[Goal of the exercise] For the string "二轮复习", work out how many lines of the data contain it and give that number with nothing added.

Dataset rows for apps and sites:

########

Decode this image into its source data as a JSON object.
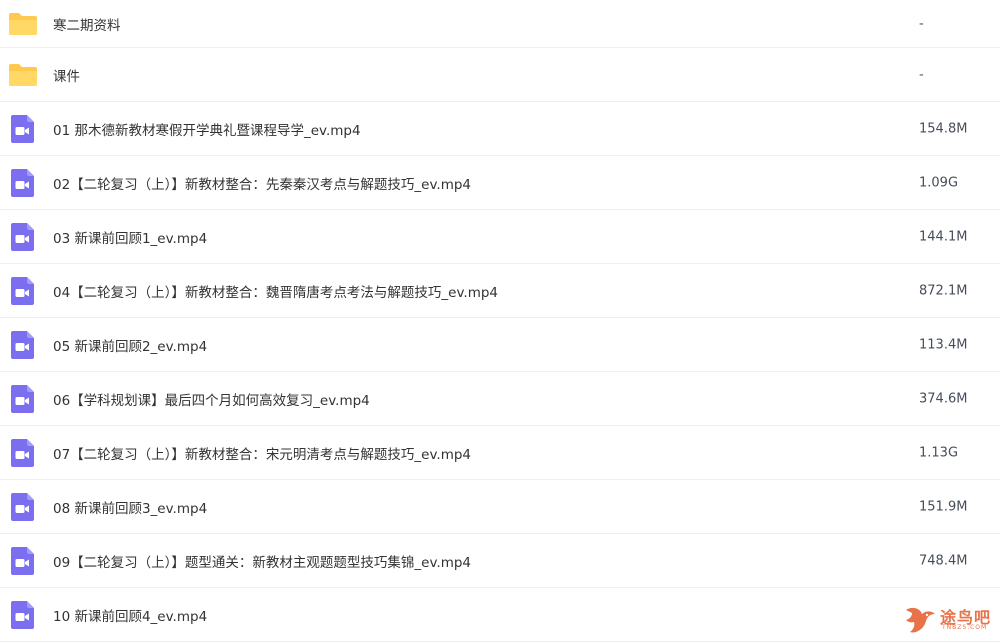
{
  "files": [
    {
      "type": "folder",
      "icon": "folder-icon",
      "name": "寒二期资料",
      "size": "-"
    },
    {
      "type": "folder",
      "icon": "folder-icon",
      "name": "课件",
      "size": "-"
    },
    {
      "type": "video",
      "icon": "video-file-icon",
      "name": "01 那木德新教材寒假开学典礼暨课程导学_ev.mp4",
      "size": "154.8M"
    },
    {
      "type": "video",
      "icon": "video-file-icon",
      "name": "02【二轮复习（上）】新教材整合：先秦秦汉考点与解题技巧_ev.mp4",
      "size": "1.09G"
    },
    {
      "type": "video",
      "icon": "video-file-icon",
      "name": "03 新课前回顾1_ev.mp4",
      "size": "144.1M"
    },
    {
      "type": "video",
      "icon": "video-file-icon",
      "name": "04【二轮复习（上）】新教材整合：魏晋隋唐考点考法与解题技巧_ev.mp4",
      "size": "872.1M"
    },
    {
      "type": "video",
      "icon": "video-file-icon",
      "name": "05 新课前回顾2_ev.mp4",
      "size": "113.4M"
    },
    {
      "type": "video",
      "icon": "video-file-icon",
      "name": "06【学科规划课】最后四个月如何高效复习_ev.mp4",
      "size": "374.6M"
    },
    {
      "type": "video",
      "icon": "video-file-icon",
      "name": "07【二轮复习（上）】新教材整合：宋元明清考点与解题技巧_ev.mp4",
      "size": "1.13G"
    },
    {
      "type": "video",
      "icon": "video-file-icon",
      "name": "08 新课前回顾3_ev.mp4",
      "size": "151.9M"
    },
    {
      "type": "video",
      "icon": "video-file-icon",
      "name": "09【二轮复习（上）】题型通关：新教材主观题题型技巧集锦_ev.mp4",
      "size": "748.4M"
    },
    {
      "type": "video",
      "icon": "video-file-icon",
      "name": "10 新课前回顾4_ev.mp4",
      "size": ""
    }
  ],
  "colors": {
    "folder": "#ffc94d",
    "video": "#7b6ff0"
  },
  "watermark": {
    "icon": "bird-logo-icon",
    "text": "途鸟吧",
    "sub": "TNBZS.COM"
  }
}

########

[Answer below] 4